Entrance to California State University San Marcos.
Entrance to California State University San Marcos, one of 23 CSU campuses. Photo by Chris Stone

Members of the California Faculty Association overwhelmingly ratified a new contract with the California State University system, the union announced Thursday.

The agreement covers 29,000 instructional faculty, coaches, librarians and counselors across the 23 CSU campuses, including San Diego State, and runs through June 30, 2024.

According to the CFA, over two weeks, 95% of voting members supported the tentative agreement reached with CSU in December.

“After two hard-fought, member-driven years of bargaining, we have a new contract,” Charles Toombs, president of CFA and a professor of Africana Studies at SDSU, said in a statement. “This vote signifies that we can bargain for salary gains while at the same time moving our working conditions forward through an anti-racism and social justice lens. We are stronger together and our votes demonstrate that emphatically.”

The agreement calls for faculty to receive:

  • a one-time payment of $3,500, prorated by each faculty member’s 2020-21 time base;
  • a 4% general salary increase, retroactive to last July 1;
  • up to a 4% salary increase, effective this coming July 1, dependent on the state budget allocation to the CSU;
  • a 2.65% service salary increase during fiscal years 2021-22 and 2023-24 for all eligible faculty, including coaches, counselors and librarians, and
  • a 2.65% post-promotion increase during fiscal year 2022-23 for eligible faculty, including coaches, counselors and librarians.

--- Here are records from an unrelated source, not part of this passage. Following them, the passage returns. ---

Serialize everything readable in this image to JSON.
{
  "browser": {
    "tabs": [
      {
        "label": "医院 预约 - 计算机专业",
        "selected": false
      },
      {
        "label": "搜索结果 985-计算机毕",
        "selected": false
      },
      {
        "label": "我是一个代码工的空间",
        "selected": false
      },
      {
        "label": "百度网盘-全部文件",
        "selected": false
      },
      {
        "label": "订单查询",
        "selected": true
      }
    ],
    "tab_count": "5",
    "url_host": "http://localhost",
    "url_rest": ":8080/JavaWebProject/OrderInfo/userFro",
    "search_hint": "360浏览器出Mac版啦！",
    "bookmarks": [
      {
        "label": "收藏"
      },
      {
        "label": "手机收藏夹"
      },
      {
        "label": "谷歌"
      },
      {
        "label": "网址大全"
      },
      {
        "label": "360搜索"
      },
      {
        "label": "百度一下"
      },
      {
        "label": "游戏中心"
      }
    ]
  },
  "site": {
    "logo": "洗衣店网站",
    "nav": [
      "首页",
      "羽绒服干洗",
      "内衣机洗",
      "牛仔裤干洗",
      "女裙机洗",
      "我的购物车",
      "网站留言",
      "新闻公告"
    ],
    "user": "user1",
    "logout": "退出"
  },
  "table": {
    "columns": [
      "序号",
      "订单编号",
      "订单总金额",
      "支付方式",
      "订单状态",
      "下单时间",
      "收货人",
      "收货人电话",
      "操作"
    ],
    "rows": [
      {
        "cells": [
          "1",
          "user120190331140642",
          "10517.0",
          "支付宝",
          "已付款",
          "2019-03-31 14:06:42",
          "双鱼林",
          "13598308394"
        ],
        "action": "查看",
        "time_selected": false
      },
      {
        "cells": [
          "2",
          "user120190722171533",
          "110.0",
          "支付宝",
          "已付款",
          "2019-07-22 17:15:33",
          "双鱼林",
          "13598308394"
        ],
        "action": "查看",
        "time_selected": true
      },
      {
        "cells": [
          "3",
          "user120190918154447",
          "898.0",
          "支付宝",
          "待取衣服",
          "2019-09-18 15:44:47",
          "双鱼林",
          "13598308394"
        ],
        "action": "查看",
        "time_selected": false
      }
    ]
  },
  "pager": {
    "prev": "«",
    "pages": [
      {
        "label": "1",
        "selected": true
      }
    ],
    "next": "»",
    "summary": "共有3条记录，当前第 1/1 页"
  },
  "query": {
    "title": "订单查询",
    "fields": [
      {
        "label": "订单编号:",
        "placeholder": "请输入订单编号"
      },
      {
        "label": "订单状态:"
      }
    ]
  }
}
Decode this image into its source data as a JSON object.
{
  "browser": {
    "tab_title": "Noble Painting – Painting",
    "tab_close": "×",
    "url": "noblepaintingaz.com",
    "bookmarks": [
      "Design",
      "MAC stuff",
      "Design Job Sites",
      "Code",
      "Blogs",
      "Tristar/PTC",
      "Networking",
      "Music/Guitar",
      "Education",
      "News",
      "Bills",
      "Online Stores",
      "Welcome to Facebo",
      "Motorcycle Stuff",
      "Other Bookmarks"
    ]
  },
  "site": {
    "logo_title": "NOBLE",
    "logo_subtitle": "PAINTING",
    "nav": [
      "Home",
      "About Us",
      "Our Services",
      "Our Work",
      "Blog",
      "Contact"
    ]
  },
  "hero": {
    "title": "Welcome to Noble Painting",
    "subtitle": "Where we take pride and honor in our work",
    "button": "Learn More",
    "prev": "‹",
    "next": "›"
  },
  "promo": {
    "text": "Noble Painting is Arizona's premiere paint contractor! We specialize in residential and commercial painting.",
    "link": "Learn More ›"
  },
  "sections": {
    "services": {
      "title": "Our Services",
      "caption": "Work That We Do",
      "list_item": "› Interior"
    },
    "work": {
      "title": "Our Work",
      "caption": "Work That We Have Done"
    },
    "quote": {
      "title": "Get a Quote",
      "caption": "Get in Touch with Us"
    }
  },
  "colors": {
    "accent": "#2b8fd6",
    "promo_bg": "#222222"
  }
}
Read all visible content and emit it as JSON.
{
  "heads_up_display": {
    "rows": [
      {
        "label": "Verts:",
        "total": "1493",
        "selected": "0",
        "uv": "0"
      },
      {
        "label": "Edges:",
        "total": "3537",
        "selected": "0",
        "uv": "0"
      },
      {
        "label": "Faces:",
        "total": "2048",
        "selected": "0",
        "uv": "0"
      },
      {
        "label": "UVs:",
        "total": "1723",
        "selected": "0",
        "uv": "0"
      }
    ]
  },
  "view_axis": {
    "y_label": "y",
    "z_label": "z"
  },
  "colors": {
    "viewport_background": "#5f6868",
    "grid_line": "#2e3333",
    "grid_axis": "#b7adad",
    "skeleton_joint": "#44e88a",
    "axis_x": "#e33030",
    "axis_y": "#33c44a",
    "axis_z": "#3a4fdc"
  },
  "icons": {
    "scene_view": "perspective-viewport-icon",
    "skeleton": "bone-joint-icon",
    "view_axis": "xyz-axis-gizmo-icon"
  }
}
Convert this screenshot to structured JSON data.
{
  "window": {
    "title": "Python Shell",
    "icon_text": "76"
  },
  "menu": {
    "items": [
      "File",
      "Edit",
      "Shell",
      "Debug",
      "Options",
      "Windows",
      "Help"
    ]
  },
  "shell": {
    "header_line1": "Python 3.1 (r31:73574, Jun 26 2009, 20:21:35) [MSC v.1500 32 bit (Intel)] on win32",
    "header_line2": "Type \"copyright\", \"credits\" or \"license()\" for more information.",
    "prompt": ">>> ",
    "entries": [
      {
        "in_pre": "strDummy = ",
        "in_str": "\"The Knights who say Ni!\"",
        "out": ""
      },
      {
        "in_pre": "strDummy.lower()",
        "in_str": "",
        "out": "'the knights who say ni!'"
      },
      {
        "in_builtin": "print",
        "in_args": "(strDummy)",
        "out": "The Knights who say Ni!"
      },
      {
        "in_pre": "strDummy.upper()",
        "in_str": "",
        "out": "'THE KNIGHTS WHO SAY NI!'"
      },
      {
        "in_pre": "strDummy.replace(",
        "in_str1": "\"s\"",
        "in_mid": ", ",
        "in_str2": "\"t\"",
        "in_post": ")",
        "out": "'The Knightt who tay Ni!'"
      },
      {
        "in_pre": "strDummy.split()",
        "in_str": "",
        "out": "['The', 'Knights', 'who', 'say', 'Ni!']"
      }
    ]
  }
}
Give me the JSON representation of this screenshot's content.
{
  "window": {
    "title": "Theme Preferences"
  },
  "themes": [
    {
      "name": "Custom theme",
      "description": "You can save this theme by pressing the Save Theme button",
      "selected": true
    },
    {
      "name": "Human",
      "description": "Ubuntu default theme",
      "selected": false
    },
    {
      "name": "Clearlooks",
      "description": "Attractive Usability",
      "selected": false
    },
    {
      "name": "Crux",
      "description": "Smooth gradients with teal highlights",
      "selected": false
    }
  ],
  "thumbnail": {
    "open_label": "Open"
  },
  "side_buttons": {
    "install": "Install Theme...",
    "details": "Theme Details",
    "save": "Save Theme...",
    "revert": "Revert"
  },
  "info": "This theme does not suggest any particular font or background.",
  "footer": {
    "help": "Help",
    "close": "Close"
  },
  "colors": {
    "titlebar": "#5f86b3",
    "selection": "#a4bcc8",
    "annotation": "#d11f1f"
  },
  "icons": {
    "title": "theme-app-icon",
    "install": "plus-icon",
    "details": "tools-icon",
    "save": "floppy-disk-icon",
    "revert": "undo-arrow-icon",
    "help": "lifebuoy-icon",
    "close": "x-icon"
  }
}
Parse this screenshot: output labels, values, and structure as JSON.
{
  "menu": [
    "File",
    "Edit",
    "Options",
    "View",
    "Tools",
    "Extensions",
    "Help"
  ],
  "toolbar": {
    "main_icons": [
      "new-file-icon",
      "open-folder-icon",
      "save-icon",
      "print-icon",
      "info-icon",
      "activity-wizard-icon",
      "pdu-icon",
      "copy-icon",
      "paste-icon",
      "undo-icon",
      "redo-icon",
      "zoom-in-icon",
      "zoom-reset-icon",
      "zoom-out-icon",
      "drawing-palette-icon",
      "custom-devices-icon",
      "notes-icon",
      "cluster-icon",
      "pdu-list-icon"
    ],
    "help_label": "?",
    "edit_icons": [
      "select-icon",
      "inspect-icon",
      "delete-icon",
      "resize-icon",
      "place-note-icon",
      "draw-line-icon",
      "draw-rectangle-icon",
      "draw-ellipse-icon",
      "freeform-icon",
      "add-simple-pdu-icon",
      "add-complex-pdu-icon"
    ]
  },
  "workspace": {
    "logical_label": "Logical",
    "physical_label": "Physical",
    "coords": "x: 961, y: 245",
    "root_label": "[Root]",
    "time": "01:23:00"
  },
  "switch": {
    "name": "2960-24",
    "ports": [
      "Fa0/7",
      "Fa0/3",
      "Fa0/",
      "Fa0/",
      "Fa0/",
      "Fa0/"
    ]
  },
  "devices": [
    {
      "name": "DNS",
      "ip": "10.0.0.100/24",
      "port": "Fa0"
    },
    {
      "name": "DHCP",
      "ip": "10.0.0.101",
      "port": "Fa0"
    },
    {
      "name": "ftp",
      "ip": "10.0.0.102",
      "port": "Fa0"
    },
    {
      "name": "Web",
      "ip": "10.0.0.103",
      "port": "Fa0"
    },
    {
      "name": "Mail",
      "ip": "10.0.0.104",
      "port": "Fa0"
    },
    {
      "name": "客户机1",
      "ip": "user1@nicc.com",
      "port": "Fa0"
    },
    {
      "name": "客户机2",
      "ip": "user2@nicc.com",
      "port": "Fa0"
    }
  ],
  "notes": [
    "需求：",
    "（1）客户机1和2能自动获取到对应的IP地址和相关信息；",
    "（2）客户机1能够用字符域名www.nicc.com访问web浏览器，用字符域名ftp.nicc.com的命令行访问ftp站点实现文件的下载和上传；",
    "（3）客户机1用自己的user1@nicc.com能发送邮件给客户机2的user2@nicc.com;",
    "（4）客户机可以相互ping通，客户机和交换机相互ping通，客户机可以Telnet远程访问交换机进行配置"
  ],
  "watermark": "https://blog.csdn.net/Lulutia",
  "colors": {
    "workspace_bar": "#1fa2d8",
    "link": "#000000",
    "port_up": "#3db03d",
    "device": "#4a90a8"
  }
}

CFA officials said the contract also makes strides toward the union’s equity goals.

Sharon Elise, a CFA bargaining team member and professor of social justice at Cal State San Marcos, noted that the “transformation we strive for cannot be accomplished solely through bargaining,” but said the new contract aids in “firmly (supporting) faculty who face bias.”

The association, she said, has other goals, including working on alternatives to campus police and addressing needs for parental support.

– City News Service